"So you were, Pet," cried Polly, "the loveliest, sweetest white cat in all the world, Phronsie dear," giving her a little hug. "O dear me, I'm glad it's done, and that it was nice."
"It was the nicest thing you've ever done, Polly," declared Ben, with emphasis.
"Chil-dren!" Mamsie's voice, and it had a new sound.
But Joel gave his sturdy legs another wave. "I wish we could stay out here longer," he said. So it happened that he was last in the procession filing into the little brown house, instead of first, as was usually the case.
"Oh, Mamsie!" cried Polly, and, "Oh, Mamsie!" exclaimed every one of the others, while Joel pushed in between them as fast as he could, anxious to see what it all was.
There was the table drawn out in the middle of the kitchen and spread with a clean white cloth. And on it stood a cake, yes, a big one, and there was--yes, there actually was white on top! When Polly saw that, she sat right down in the first chair. As for Ben, he was just as much astonished, and couldn't stop the children from reaching out to pick at the cake.

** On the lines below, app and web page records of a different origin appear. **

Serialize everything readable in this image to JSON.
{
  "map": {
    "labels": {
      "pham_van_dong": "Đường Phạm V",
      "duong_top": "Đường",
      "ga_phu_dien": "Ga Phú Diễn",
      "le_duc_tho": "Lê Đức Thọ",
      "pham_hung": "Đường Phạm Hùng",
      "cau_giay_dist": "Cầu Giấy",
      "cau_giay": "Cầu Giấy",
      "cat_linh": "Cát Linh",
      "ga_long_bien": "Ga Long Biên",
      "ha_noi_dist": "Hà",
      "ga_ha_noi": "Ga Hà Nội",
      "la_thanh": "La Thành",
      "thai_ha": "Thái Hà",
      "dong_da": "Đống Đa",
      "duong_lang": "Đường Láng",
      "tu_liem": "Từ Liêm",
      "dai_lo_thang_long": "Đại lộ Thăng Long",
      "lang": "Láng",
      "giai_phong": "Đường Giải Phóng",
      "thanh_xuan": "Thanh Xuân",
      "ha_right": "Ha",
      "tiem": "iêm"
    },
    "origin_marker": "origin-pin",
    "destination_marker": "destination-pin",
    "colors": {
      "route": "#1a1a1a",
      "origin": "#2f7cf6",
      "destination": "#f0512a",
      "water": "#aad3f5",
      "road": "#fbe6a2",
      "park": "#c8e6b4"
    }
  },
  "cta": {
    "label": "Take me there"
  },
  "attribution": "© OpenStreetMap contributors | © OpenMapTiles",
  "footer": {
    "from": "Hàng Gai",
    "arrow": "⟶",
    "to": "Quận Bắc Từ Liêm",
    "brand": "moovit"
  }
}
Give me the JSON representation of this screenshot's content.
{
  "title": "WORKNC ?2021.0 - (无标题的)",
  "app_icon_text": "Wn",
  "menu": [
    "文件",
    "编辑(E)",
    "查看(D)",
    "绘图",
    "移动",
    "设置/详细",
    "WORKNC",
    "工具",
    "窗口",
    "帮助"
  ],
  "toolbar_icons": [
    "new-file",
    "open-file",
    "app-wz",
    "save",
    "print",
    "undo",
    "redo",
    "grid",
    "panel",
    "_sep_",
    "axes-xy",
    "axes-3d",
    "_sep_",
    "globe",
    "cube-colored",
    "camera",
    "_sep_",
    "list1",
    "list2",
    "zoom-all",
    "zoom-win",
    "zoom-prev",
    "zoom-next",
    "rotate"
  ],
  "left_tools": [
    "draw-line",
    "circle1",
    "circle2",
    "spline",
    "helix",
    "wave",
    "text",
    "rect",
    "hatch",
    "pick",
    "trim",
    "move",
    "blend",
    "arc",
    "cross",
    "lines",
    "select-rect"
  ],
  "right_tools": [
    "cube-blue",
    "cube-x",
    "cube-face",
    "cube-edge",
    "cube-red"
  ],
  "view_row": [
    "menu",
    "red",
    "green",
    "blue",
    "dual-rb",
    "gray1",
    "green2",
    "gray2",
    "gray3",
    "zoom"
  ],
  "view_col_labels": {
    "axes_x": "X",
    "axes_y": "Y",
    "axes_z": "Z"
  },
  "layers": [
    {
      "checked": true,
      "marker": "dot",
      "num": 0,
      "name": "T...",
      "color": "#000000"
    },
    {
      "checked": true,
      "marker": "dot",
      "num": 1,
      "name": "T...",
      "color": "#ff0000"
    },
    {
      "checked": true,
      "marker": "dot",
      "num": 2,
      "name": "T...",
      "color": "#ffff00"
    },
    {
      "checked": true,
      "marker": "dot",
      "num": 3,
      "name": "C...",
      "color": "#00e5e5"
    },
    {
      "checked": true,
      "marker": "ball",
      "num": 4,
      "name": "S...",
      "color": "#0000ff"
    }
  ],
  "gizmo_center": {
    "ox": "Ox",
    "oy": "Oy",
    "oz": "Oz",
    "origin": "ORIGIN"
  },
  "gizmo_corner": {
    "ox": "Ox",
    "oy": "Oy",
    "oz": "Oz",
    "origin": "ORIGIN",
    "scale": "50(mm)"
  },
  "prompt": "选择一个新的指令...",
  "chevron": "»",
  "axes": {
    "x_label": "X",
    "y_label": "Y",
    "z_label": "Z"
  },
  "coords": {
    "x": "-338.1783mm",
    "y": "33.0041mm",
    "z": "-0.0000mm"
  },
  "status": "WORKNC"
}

"I took some of your flowers, Polly, to trim it with," said Mother Pepper, pointing to the wreath running around the big cake. "Now, children, all of you sit down, and Polly shall cut it, for she made the play." She handed Polly the big knife, sharpened up till it shone as bright as could be.
"Let me--let me!" screamed Joel, with no eyes now for anything but the sharp knife "I've never cut a cake. Mammy, let me!"
"Neither has Polly," said Mrs. Pepper, quietly. "No, Joe, Polly made the play, else you couldn't any of you have had this nice time."
"And she's worked herself most to death to get us through it," said Ben.
Polly had seized the big knife, and taken one step toward the wonderful cake. Now she stopped, and looked over at Joel. "You may," she said, smiling brightly.
"Oh, goody!" cried Joel, plunging forward. Then he stopped suddenly, on meeting his mother's eye. "I'd rather not," he said.
"Go on, Polly, Joel's right," said Mrs. Pepper, in satisfaction. So the slices were cut very slowly, Polly breathing hard with anxiety. But the white frosting didn't fall off a bit, and each piece was soon laid on a plate by Mother Pepper, and passed, first to Ben and then to the others, and to Phronsie last of all, of course, because she was the youngest.
When it was all over, this delightful surprise of Mamsie's, and Polly and Mrs. Pepper were clearing up, Joel nudged David. "Come on, Dave," he whispered, and the two boys ran out to the orchard again.
"I'm goin' to be bear again," cried Joel. "O dear me! Ben's taken in all the black hair," he cried, in great disappointment.
"He had to put it back in Mamsie's cushion again," said David. "You know he promised."
"He might have left it a little bit of a while," grumbled Joel.
"He said he'd do it right away," persisted David, "so he had to, Joel."
"Well, anyway, I'll be bear again without the black hair, then," declared Joel. "Now, look out, Dave, 'cause I'm goin' to climb up th' apple tree."
"Bears don't climb up trees," observed little David, critically, watching Joel's progress, quite content to sit down on the grass meanwhile.
"Well, I'm goin' to, when I'm a bear," cried Joel, now well up in the midst of the gnarled branches. "I'm goin' to climb trees, and do everything I want to, so there, Dave Pepper!"
Little David said nothing, and turned his gaze downward, and a big green worm, that had somehow lost his way in the tall grass, meandered past him, trying to get home. So he put forth a gentle finger, bending down the biggest spears accommodatingly, and was so absorbed in the matter that he forgot Joel, until he heard a voice, "Hi, there; look, Dave, look!"
"O dear me, Joe!" exclaimed David, letting the green spears swing back abruptly, and viewing Joel in alarm, "you'll fall. Do come down."
"Pooh! I can bend way out. See, Dave! See!" cried Joel, twisting his legs around the branch on which he sat, almost at the very tip of the apple tree, and he swung both arms exultingly. There was a crack, a swish, and something came tumbling through the air, and before David could utter a sound, there lay Joel on the grass at his feet.